    The reflexive tie-in to Heimbach is rather contrived. I've read the stuff from Heimbach's crowd, and I think the more accurate descriptor is 'separatist' not 'supremacist.' If we are to discuss RACISM! in general from this marginal event, has anybody observed that multi-cultural societies are extremely problematic, from Israel to Syria to Iraq to the former USSR and Yugoslavia. Nothing over the entire march of human history shows that multi-cultural empires are anything more than temporary phenomena. Orthodox, looking backwards to their vanished Byzantium, should understand this more than most. American Orthodoxy with its strict multi-cultural canon seems to be touting itself as the successor to the Byzantine empire. But right now the US is numerous minority groups who do not like and greatly mistrust the Anglo-European ethnic majority, and half of that majority hate the other half and wish they were dead. I see no sign of these tidal forces abating for all the shrieking and stamping and shelves of civil rights laws. I think the better way to avoid violence is to allow people their safe harbors, from which they can interact or not as they choose. Charleston is a genteel town, and the disappointment from the Left that it has not already erupted into riots is palpable.

  3. Sure. Just let the black people choose first, for those safe harbors. Alas, the affluent whites have taken all the nice places, via redlining, admissions, hiring, policing, jailing, voting rights, etc. So if you want safe harbors, ok, take one of the ones currently assigned to black people and see if you can stand it. If not, join reasonable people hoping, trying, working for improvement, otherwise known as Lefties.
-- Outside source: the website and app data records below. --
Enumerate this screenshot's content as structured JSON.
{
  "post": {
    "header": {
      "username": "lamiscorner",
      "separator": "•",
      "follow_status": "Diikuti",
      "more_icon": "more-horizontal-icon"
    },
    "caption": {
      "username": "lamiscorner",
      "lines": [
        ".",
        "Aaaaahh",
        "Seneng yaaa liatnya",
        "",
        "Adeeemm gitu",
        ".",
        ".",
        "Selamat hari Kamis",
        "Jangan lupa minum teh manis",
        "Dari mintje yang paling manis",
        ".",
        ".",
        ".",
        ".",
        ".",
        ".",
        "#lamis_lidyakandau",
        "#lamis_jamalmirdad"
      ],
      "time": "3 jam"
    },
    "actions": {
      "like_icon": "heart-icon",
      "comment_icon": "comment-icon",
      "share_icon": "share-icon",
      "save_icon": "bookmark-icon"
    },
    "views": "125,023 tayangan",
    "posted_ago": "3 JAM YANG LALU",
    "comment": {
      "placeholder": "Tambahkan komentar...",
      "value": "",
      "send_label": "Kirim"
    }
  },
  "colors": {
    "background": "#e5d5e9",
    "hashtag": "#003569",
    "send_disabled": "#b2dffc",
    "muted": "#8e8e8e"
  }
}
    1. So if you want safe harbors, ok, take one of the ones currently assigned to black people and see if you can stand it.

      Actually, this is already being done. It's called 'gentrification.'